▶ **Stored items from a collection**:
Segment Open
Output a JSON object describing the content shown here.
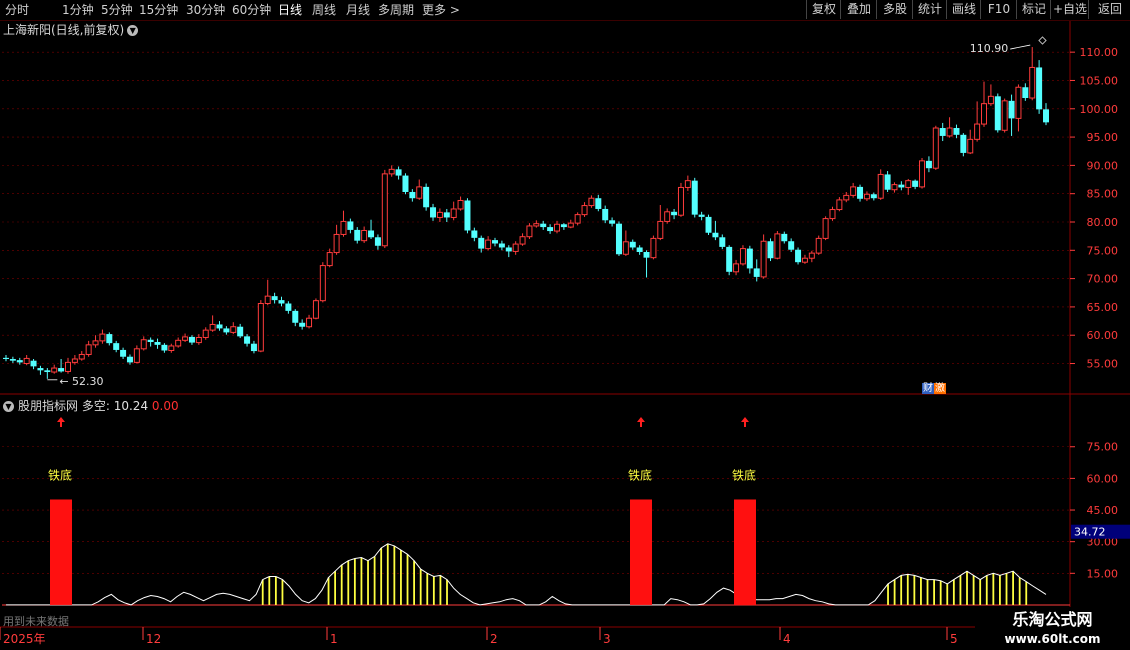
{
  "toolbar": {
    "periods": [
      "分时",
      "1分钟",
      "5分钟",
      "15分钟",
      "30分钟",
      "60分钟",
      "日线",
      "周线",
      "月线",
      "多周期",
      "更多"
    ],
    "active": "日线",
    "right_buttons": [
      "复权",
      "叠加",
      "多股",
      "统计",
      "画线",
      "F10",
      "标记",
      "+自选",
      "返回"
    ]
  },
  "stock": {
    "title": "上海新阳(日线,前复权)",
    "high_label": "110.90",
    "low_label": "52.30",
    "badge": "财",
    "badge2": "激"
  },
  "indicator": {
    "name": "股朋指标网",
    "label": "多空:",
    "value": "10.24",
    "value2": "0.00",
    "signal_text": "铁底",
    "current_readout": "34.72"
  },
  "colors": {
    "up": "#ff3c3c",
    "down": "#54ffff",
    "grid": "#7a0000",
    "axis_text": "#ff3c3c",
    "signal_bar": "#ff1010",
    "yellow_bar": "#ffff40",
    "line": "#ffffff",
    "readout_bg": "#00007a"
  },
  "bottom_axis": {
    "year_label": "2025年",
    "months": [
      "12",
      "1",
      "2",
      "3",
      "4",
      "5"
    ],
    "note": "用到未来数据"
  },
  "watermark": {
    "title": "乐淘公式网",
    "url": "www.60lt.com"
  },
  "chart_data": [
    {
      "type": "candlestick",
      "title": "上海新阳(日线,前复权)",
      "yticks": [
        55,
        60,
        65,
        70,
        75,
        80,
        85,
        90,
        95,
        100,
        105,
        110
      ],
      "ylim": [
        50.5,
        112.5
      ],
      "annotations": [
        {
          "text": "110.90",
          "value": 110.9
        },
        {
          "text": "52.30",
          "value": 52.3
        }
      ],
      "candles": [
        [
          56,
          55.8,
          56.5,
          55.4
        ],
        [
          55.8,
          55.5,
          56.2,
          55.1
        ],
        [
          55.6,
          55.2,
          56,
          54.8
        ],
        [
          55,
          55.9,
          56.5,
          54.7
        ],
        [
          55.5,
          54.5,
          55.8,
          54
        ],
        [
          54.2,
          53.8,
          54.6,
          53
        ],
        [
          53.8,
          53.5,
          54.2,
          52.3
        ],
        [
          53.5,
          54.2,
          54.8,
          53.2
        ],
        [
          54.2,
          53.6,
          55.8,
          53.4
        ],
        [
          53.6,
          55.2,
          56,
          53.2
        ],
        [
          55.2,
          55.8,
          56.5,
          54.8
        ],
        [
          55.8,
          56.6,
          57.2,
          55.5
        ],
        [
          56.6,
          58.3,
          59,
          56.2
        ],
        [
          58.3,
          59,
          60,
          57.8
        ],
        [
          59,
          60.2,
          61,
          58.5
        ],
        [
          60.2,
          58.6,
          60.5,
          58.2
        ],
        [
          58.6,
          57.4,
          59,
          57
        ],
        [
          57.4,
          56.2,
          57.8,
          55.8
        ],
        [
          56.2,
          55.2,
          56.6,
          54.8
        ],
        [
          55.2,
          57.6,
          58.2,
          55
        ],
        [
          57.6,
          59.2,
          59.8,
          57.3
        ],
        [
          59.2,
          58.8,
          59.6,
          58
        ],
        [
          58.8,
          58.3,
          59.4,
          57.6
        ],
        [
          58.3,
          57.3,
          58.6,
          56.9
        ],
        [
          57.3,
          58.1,
          58.5,
          56.9
        ],
        [
          58.1,
          59.1,
          59.6,
          57.8
        ],
        [
          59.1,
          59.7,
          60.3,
          58.8
        ],
        [
          59.7,
          58.7,
          60,
          58.3
        ],
        [
          58.7,
          59.6,
          60.2,
          58.3
        ],
        [
          59.6,
          60.9,
          61.4,
          59.2
        ],
        [
          60.9,
          61.9,
          63.5,
          60.6
        ],
        [
          61.9,
          61.2,
          62.5,
          60.8
        ],
        [
          61.2,
          60.5,
          61.6,
          60.1
        ],
        [
          60.5,
          61.5,
          62.3,
          60.2
        ],
        [
          61.5,
          59.8,
          62,
          59.5
        ],
        [
          59.8,
          58.5,
          60.2,
          58
        ],
        [
          58.5,
          57.2,
          59,
          56.8
        ],
        [
          57.2,
          65.6,
          66.2,
          57
        ],
        [
          65.6,
          66.9,
          69.8,
          65.3
        ],
        [
          66.9,
          66.2,
          67.5,
          65.6
        ],
        [
          66.2,
          65.6,
          66.8,
          65.1
        ],
        [
          65.6,
          64.3,
          66,
          63.8
        ],
        [
          64.3,
          62.2,
          64.6,
          61.6
        ],
        [
          62.2,
          61.5,
          62.8,
          61
        ],
        [
          61.5,
          63,
          63.6,
          61.2
        ],
        [
          63,
          66.1,
          66.5,
          62.8
        ],
        [
          66.1,
          72.3,
          72.9,
          65.8
        ],
        [
          72.3,
          74.6,
          75.3,
          72
        ],
        [
          74.6,
          77.8,
          79.5,
          74.2
        ],
        [
          77.8,
          80.1,
          82,
          77.4
        ],
        [
          80.1,
          78.6,
          80.6,
          78
        ],
        [
          78.6,
          76.7,
          79.1,
          76.2
        ],
        [
          76.7,
          78.5,
          79.2,
          76.3
        ],
        [
          78.5,
          77.3,
          80.4,
          77
        ],
        [
          77.3,
          75.8,
          77.8,
          75.1
        ],
        [
          75.8,
          88.5,
          89.2,
          75.4
        ],
        [
          88.5,
          89.3,
          90,
          88
        ],
        [
          89.3,
          88.2,
          89.8,
          87.5
        ],
        [
          88.2,
          85.3,
          88.6,
          84.9
        ],
        [
          85.3,
          84.2,
          85.8,
          83.6
        ],
        [
          84.2,
          86.2,
          87.5,
          83.9
        ],
        [
          86.2,
          82.6,
          86.8,
          82
        ],
        [
          82.6,
          80.8,
          83.2,
          80.2
        ],
        [
          80.8,
          81.7,
          82.4,
          80
        ],
        [
          81.7,
          80.8,
          82.3,
          80
        ],
        [
          80.8,
          82.3,
          83.6,
          80.3
        ],
        [
          82.3,
          83.8,
          84.5,
          82
        ],
        [
          83.8,
          78.5,
          84.2,
          78
        ],
        [
          78.5,
          77.2,
          79,
          76.6
        ],
        [
          77.2,
          75.3,
          77.6,
          74.6
        ],
        [
          75.3,
          76.8,
          77.5,
          75
        ],
        [
          76.8,
          76.2,
          77.2,
          75.7
        ],
        [
          76.2,
          75.5,
          76.7,
          75
        ],
        [
          75.5,
          74.8,
          75.9,
          73.8
        ],
        [
          74.8,
          76.1,
          76.6,
          74.2
        ],
        [
          76.1,
          77.4,
          78,
          75.8
        ],
        [
          77.4,
          79.3,
          79.8,
          77
        ],
        [
          79.3,
          79.7,
          80.3,
          79
        ],
        [
          79.7,
          79.1,
          80.2,
          78.6
        ],
        [
          79.1,
          78.4,
          79.6,
          77.9
        ],
        [
          78.4,
          79.6,
          80.2,
          78
        ],
        [
          79.6,
          79.1,
          79.8,
          78.6
        ],
        [
          79.1,
          79.8,
          80.4,
          78.9
        ],
        [
          79.8,
          81.3,
          81.7,
          79.4
        ],
        [
          81.3,
          82.9,
          83.5,
          80.9
        ],
        [
          82.9,
          84.2,
          84.7,
          82.5
        ],
        [
          84.2,
          82.3,
          84.8,
          81.9
        ],
        [
          82.3,
          80.3,
          82.9,
          79.8
        ],
        [
          80.3,
          79.7,
          80.8,
          79.2
        ],
        [
          79.7,
          74.3,
          80.1,
          74
        ],
        [
          74.3,
          76.5,
          78.5,
          74
        ],
        [
          76.5,
          75.5,
          76.9,
          75.1
        ],
        [
          75.5,
          74.7,
          75.9,
          74.2
        ],
        [
          74.7,
          73.7,
          75,
          70.2
        ],
        [
          73.7,
          77.1,
          77.6,
          73.4
        ],
        [
          77.1,
          80.1,
          83,
          76.8
        ],
        [
          80.1,
          81.8,
          82.4,
          79.7
        ],
        [
          81.8,
          81.2,
          82.3,
          80.5
        ],
        [
          81.2,
          86.1,
          86.9,
          80.9
        ],
        [
          86.1,
          87.3,
          88.2,
          85.5
        ],
        [
          87.3,
          81.3,
          87.8,
          80.8
        ],
        [
          81.3,
          80.9,
          81.8,
          80.3
        ],
        [
          80.9,
          78.1,
          81.3,
          77.7
        ],
        [
          78.1,
          77.3,
          80.2,
          76.8
        ],
        [
          77.3,
          75.6,
          77.8,
          75.2
        ],
        [
          75.6,
          71.2,
          75.9,
          70.6
        ],
        [
          71.2,
          72.6,
          73.3,
          70.6
        ],
        [
          72.6,
          75.3,
          75.9,
          72.3
        ],
        [
          75.3,
          71.8,
          75.8,
          70.9
        ],
        [
          71.8,
          70.3,
          73.4,
          69.5
        ],
        [
          70.3,
          76.6,
          77.8,
          70
        ],
        [
          76.6,
          73.6,
          77.1,
          73.1
        ],
        [
          73.6,
          77.9,
          78.4,
          73.4
        ],
        [
          77.9,
          76.6,
          78.3,
          76.2
        ],
        [
          76.6,
          75.1,
          77.1,
          74.7
        ],
        [
          75.1,
          72.9,
          75.5,
          72.5
        ],
        [
          72.9,
          73.6,
          74.2,
          72.6
        ],
        [
          73.6,
          74.5,
          74.9,
          72.9
        ],
        [
          74.5,
          77.1,
          77.6,
          74.2
        ],
        [
          77.1,
          80.6,
          81,
          76.8
        ],
        [
          80.6,
          82.2,
          82.7,
          80.2
        ],
        [
          82.2,
          83.9,
          84.4,
          81.9
        ],
        [
          83.9,
          84.7,
          85.3,
          83.5
        ],
        [
          84.7,
          86.2,
          86.9,
          84.3
        ],
        [
          86.2,
          84.1,
          86.6,
          83.6
        ],
        [
          84.1,
          84.9,
          85.4,
          83.7
        ],
        [
          84.9,
          84.2,
          85.2,
          83.8
        ],
        [
          84.2,
          88.4,
          89.3,
          83.9
        ],
        [
          88.4,
          85.7,
          89,
          85.3
        ],
        [
          85.7,
          86.6,
          87,
          85.2
        ],
        [
          86.6,
          86.1,
          87.2,
          85.6
        ],
        [
          86.1,
          87.3,
          87.6,
          84.8
        ],
        [
          87.3,
          86.2,
          87.5,
          85.8
        ],
        [
          86.2,
          90.8,
          91.3,
          85.9
        ],
        [
          90.8,
          89.5,
          91.6,
          88.8
        ],
        [
          89.5,
          96.6,
          97,
          89.2
        ],
        [
          96.6,
          95.2,
          97.5,
          94.3
        ],
        [
          95.2,
          96.6,
          98.5,
          94.9
        ],
        [
          96.6,
          95.4,
          97.2,
          94.8
        ],
        [
          95.4,
          92.2,
          95.7,
          91.6
        ],
        [
          92.2,
          94.6,
          96.3,
          92
        ],
        [
          94.6,
          97.3,
          101.3,
          94.2
        ],
        [
          97.3,
          100.9,
          104.8,
          96.8
        ],
        [
          100.9,
          102.2,
          104.3,
          100.5
        ],
        [
          102.2,
          96.2,
          102.7,
          95.8
        ],
        [
          96.2,
          101.4,
          101.8,
          95.8
        ],
        [
          101.4,
          98.3,
          102.5,
          95.2
        ],
        [
          98.3,
          103.8,
          104.3,
          96
        ],
        [
          103.8,
          101.9,
          104.5,
          101.4
        ],
        [
          101.9,
          107.3,
          110.9,
          101.5
        ],
        [
          107.3,
          99.9,
          108.6,
          99.1
        ],
        [
          99.9,
          97.6,
          101,
          97.1
        ]
      ]
    },
    {
      "type": "bar",
      "title": "股朋指标网 多空",
      "yticks": [
        15,
        30,
        45,
        60,
        75
      ],
      "ylim": [
        -0.5,
        91
      ],
      "series": [
        {
          "name": "多空",
          "values": [
            0,
            0,
            0,
            0,
            0,
            0,
            0,
            0,
            0,
            0,
            0,
            0,
            0,
            0,
            1.5,
            3.5,
            5,
            2.5,
            1,
            0,
            2,
            3.5,
            4.5,
            4,
            3,
            1.5,
            4,
            6,
            5,
            3.5,
            2,
            3.5,
            5,
            5.5,
            5,
            4,
            3,
            2,
            5,
            12,
            13.5,
            13.5,
            12,
            9,
            5,
            2,
            1,
            3,
            7,
            13,
            16,
            19,
            21,
            22,
            22.5,
            21,
            23,
            27,
            29,
            28,
            26,
            24,
            21,
            17,
            15,
            13.5,
            14,
            12,
            8,
            5,
            3,
            1,
            0,
            0.5,
            1,
            1.5,
            2.5,
            3,
            2,
            0,
            0,
            0,
            1.5,
            4,
            2,
            0.5,
            0,
            0,
            0,
            0,
            0,
            0,
            0,
            0,
            0,
            0,
            0,
            0,
            0,
            0,
            0,
            3,
            2.5,
            1.5,
            0,
            0,
            0.5,
            3,
            6,
            8,
            7,
            5,
            4,
            3,
            2.5,
            2.5,
            2.5,
            3,
            3,
            4,
            5,
            4.5,
            3,
            2,
            1.5,
            0.5,
            0,
            0,
            0,
            0,
            0,
            0,
            2,
            6,
            10,
            12,
            14,
            14.5,
            14,
            13,
            12,
            12,
            11.5,
            10,
            12,
            14,
            16,
            14,
            12,
            14,
            15,
            14,
            15,
            16,
            13,
            11,
            9,
            7,
            5
          ]
        }
      ],
      "signals": [
        {
          "text": "铁底",
          "index": 6,
          "value": 50
        },
        {
          "text": "铁底",
          "index": 87,
          "value": 50
        },
        {
          "text": "铁底",
          "index": 102,
          "value": 50
        }
      ],
      "readout": 34.72
    }
  ]
}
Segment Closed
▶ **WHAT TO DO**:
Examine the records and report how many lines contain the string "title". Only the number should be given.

▶ **REPLY TO THE TASK**:
4